(EXERCISE OBJECTIVE) In the data, find each line where the word "kind" appears and list that line.

---------- DATA PROVIDED

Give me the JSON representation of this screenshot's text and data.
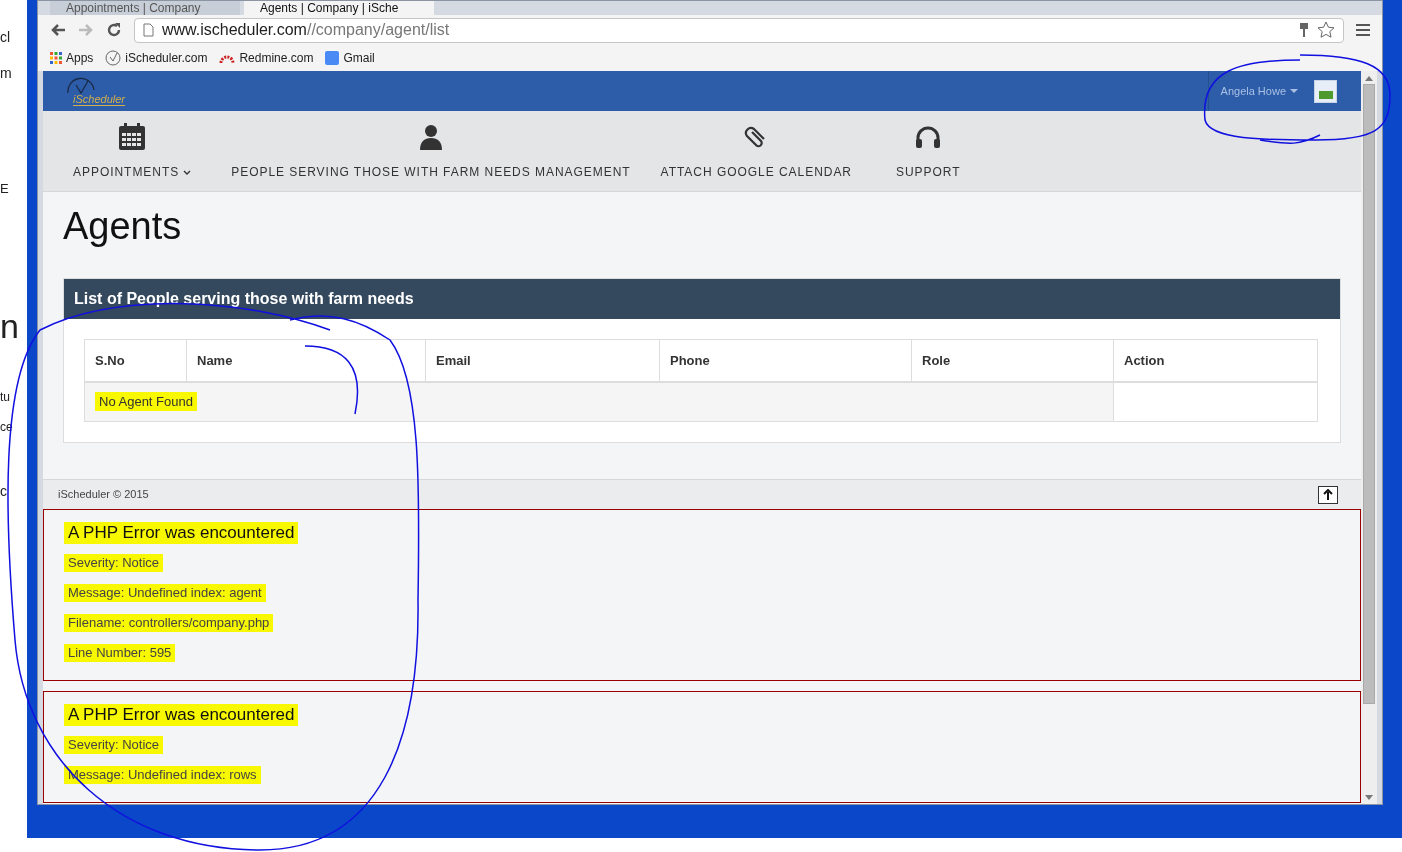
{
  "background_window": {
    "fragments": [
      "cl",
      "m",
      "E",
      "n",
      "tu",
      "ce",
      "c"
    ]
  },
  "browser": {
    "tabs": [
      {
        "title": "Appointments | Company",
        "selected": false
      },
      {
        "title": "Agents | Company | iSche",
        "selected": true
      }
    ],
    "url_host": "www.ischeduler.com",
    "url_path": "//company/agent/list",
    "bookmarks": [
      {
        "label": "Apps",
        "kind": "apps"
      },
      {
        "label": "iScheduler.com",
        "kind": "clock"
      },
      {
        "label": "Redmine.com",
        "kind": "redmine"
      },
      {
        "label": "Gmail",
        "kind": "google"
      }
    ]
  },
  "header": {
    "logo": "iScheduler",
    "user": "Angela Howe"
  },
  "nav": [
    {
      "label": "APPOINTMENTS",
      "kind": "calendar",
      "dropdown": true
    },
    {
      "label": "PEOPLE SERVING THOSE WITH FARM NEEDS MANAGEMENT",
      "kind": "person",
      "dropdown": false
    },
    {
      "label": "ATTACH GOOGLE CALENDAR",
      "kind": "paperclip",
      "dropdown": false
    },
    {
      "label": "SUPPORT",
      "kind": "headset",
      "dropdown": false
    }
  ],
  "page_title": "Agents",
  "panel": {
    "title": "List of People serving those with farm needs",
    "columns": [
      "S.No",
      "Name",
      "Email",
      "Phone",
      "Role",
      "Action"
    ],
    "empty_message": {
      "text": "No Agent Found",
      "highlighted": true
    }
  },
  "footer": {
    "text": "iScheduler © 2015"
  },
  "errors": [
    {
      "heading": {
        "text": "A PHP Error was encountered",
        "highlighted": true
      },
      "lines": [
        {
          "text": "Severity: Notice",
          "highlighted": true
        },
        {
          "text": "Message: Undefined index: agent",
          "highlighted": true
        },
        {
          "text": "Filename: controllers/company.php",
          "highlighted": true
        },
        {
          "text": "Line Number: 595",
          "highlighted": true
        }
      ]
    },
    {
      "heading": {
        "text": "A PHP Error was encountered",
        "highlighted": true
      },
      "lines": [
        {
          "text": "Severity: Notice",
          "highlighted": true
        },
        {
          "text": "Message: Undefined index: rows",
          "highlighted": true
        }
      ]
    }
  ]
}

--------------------
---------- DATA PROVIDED

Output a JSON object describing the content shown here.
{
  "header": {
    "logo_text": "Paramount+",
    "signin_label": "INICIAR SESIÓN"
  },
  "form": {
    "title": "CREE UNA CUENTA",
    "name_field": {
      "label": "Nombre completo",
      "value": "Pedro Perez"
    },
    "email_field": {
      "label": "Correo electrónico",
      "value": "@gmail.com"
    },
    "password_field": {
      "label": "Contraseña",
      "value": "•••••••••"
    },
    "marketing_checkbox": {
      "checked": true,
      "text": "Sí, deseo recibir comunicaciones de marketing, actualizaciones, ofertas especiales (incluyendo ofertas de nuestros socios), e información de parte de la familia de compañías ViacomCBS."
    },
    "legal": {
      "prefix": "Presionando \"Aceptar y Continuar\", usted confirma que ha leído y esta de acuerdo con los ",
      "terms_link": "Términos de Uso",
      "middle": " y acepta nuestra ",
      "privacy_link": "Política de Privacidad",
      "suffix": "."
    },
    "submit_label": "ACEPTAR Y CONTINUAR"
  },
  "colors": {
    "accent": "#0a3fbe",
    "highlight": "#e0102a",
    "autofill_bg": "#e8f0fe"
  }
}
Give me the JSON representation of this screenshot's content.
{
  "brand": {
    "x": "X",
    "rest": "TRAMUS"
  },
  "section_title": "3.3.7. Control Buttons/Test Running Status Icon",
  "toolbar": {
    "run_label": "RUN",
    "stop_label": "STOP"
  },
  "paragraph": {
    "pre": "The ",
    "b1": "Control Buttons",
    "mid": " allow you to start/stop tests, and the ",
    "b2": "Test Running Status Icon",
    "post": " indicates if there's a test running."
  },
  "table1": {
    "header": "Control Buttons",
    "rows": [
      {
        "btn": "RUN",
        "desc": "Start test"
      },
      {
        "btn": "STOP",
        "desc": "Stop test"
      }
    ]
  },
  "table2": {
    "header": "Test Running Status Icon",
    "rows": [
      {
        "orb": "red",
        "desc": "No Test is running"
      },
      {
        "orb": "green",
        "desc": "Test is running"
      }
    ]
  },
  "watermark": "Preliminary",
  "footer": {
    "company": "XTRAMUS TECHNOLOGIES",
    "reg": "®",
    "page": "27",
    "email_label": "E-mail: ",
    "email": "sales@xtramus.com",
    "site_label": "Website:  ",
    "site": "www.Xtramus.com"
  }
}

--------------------
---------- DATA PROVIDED

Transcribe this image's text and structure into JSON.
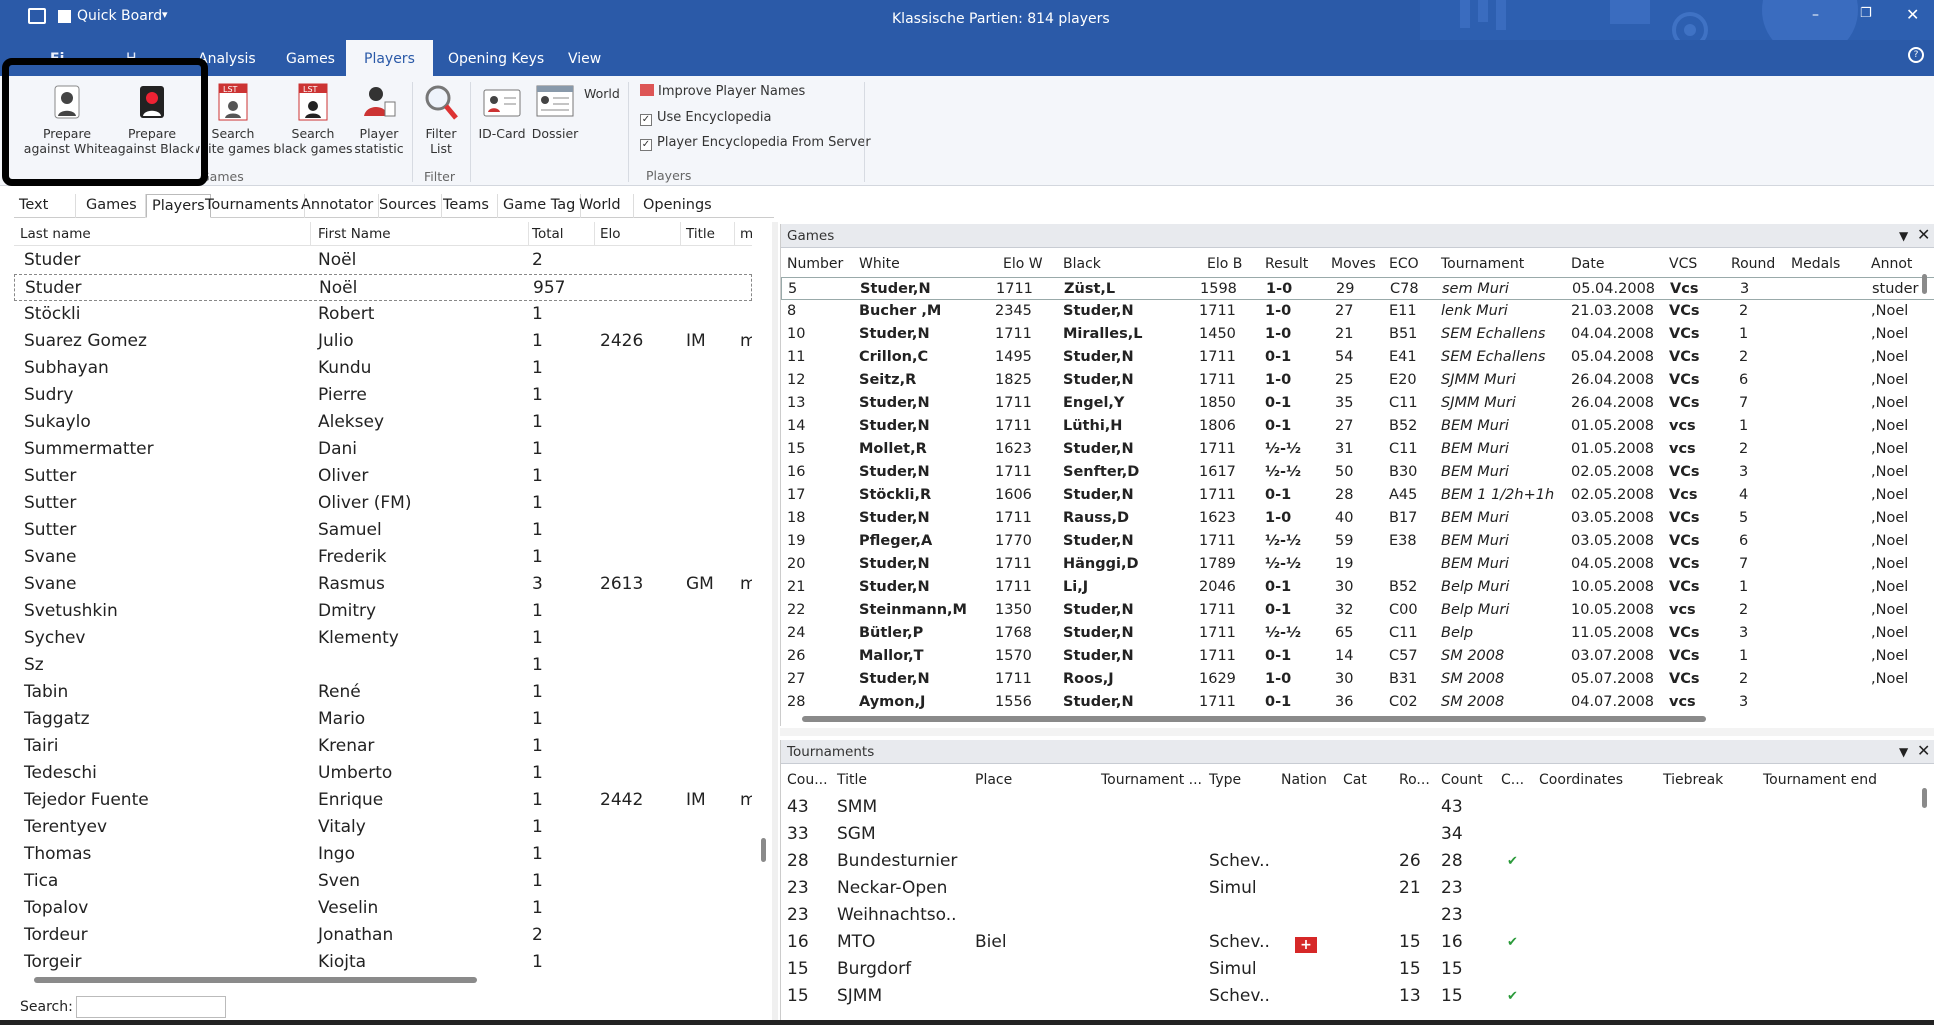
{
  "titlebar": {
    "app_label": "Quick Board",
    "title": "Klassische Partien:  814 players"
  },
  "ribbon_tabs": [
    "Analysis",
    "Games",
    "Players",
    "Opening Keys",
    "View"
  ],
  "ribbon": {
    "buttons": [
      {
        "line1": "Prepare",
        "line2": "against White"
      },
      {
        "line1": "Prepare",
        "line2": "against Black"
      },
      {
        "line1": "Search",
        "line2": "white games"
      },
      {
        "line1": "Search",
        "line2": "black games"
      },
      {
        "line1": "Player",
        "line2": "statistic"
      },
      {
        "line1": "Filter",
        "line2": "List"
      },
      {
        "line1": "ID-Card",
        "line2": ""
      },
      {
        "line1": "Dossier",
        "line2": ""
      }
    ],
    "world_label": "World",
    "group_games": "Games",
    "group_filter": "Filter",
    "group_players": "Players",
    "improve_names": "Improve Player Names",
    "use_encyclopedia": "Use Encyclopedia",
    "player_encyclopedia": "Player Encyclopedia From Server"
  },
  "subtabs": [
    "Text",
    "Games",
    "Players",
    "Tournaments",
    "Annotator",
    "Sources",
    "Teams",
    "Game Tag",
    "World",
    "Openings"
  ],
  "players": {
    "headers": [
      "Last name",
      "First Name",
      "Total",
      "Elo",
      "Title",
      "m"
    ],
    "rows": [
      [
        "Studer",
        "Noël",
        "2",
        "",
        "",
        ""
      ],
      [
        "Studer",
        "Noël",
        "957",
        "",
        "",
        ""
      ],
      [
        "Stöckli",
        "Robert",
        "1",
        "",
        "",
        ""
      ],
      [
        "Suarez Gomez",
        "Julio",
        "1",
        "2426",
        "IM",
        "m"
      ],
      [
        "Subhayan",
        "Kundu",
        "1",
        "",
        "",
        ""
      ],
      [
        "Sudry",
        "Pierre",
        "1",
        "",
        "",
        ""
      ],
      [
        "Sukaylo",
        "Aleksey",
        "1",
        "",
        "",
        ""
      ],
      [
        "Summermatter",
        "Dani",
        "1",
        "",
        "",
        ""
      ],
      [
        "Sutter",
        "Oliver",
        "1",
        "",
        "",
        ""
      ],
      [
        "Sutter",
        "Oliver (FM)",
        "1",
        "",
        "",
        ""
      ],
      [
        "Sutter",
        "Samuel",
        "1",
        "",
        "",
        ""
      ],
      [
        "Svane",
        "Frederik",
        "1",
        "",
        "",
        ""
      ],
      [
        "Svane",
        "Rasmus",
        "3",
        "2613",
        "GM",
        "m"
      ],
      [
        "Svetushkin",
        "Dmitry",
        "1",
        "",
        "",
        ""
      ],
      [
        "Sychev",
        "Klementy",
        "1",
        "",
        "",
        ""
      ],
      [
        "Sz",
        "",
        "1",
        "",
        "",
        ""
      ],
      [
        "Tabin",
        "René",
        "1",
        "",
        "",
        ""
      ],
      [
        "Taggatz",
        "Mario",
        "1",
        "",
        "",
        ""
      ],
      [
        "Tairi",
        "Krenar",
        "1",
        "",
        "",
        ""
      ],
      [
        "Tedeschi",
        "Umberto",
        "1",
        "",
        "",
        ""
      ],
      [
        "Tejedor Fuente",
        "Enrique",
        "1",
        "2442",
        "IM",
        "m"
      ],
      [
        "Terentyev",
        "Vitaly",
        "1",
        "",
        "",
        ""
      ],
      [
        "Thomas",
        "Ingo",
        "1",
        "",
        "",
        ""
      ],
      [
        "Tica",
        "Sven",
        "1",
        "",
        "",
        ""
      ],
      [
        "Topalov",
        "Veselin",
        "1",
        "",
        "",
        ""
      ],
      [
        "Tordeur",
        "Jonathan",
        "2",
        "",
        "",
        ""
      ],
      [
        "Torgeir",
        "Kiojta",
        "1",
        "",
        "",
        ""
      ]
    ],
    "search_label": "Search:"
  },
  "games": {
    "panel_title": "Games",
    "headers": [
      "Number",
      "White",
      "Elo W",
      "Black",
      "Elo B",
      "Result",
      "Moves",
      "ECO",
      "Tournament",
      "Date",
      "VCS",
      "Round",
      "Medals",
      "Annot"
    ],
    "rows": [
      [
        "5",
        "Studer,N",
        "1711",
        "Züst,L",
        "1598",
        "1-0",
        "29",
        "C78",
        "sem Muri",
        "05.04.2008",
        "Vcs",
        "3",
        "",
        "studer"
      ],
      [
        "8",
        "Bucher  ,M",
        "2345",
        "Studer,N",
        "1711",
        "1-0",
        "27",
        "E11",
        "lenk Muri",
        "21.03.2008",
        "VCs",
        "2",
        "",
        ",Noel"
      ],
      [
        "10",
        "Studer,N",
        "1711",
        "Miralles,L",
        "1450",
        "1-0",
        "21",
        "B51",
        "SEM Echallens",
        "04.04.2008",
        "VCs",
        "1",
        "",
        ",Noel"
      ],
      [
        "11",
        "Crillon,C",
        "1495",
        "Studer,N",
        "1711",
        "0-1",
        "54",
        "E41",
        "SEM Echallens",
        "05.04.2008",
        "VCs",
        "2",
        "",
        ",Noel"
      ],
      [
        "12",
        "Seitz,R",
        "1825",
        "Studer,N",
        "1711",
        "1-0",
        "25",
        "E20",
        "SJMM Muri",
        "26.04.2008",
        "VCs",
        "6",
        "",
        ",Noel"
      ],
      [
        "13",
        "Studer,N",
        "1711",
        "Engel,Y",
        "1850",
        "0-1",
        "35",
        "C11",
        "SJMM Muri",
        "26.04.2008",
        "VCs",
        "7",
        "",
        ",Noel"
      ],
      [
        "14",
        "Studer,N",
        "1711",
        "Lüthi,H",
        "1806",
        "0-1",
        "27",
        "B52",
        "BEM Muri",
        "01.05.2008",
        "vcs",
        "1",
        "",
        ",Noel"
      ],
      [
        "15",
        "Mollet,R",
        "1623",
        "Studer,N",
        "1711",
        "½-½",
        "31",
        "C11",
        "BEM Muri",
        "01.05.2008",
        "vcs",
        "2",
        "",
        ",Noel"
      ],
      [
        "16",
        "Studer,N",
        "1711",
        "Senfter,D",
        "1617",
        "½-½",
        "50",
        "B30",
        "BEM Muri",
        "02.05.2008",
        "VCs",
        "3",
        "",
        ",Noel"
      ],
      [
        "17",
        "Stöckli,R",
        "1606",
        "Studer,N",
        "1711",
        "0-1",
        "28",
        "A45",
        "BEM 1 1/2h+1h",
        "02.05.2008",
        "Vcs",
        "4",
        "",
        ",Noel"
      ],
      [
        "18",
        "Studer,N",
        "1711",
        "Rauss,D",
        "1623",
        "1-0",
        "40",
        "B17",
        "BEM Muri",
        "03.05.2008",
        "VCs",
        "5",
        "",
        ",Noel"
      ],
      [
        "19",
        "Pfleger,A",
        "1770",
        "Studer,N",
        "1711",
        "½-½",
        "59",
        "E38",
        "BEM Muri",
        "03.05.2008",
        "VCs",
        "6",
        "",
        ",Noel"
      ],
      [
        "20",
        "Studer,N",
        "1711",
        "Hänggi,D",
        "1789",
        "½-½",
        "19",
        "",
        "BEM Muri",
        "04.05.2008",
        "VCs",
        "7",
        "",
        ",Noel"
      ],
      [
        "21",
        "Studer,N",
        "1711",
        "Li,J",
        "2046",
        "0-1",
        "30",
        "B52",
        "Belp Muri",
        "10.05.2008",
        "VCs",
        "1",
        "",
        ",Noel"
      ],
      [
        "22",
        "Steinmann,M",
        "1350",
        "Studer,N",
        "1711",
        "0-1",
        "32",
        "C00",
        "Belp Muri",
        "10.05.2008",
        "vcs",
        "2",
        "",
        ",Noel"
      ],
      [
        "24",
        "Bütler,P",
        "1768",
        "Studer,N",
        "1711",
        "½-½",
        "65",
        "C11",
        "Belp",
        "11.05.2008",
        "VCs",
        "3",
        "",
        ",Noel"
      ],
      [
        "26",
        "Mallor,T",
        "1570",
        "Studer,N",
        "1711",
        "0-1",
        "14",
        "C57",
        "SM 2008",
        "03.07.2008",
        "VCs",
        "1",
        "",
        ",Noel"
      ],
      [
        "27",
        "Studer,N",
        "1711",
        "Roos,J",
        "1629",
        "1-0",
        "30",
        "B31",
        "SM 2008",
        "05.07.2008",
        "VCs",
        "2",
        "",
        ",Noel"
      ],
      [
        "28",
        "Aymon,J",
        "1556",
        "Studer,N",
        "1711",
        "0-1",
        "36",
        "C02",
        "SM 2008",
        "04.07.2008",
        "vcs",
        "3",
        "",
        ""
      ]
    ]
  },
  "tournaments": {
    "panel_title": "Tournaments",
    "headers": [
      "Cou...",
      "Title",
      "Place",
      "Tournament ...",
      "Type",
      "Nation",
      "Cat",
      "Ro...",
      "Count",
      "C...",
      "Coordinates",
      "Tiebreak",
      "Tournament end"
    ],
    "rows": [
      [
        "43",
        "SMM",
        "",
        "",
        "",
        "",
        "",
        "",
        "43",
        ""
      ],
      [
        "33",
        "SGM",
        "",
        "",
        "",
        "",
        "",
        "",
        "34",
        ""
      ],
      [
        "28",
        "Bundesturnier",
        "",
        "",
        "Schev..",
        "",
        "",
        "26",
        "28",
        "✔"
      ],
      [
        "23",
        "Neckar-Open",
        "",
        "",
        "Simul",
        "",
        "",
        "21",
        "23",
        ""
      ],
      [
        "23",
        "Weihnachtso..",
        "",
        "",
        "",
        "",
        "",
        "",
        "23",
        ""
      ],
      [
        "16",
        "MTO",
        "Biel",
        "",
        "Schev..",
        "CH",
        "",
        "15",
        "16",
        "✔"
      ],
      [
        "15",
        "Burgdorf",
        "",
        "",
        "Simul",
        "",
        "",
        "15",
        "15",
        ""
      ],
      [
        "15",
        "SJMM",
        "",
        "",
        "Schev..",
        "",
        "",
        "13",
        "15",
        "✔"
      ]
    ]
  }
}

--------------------

(RESULT FOR THIS EXERCISE)
        "kind": "apps"
        "kind": "clock"
        "kind": "redmine"
        "kind": "google"
      "kind": "calendar",
      "kind": "person",
      "kind": "paperclip",
      "kind": "headset",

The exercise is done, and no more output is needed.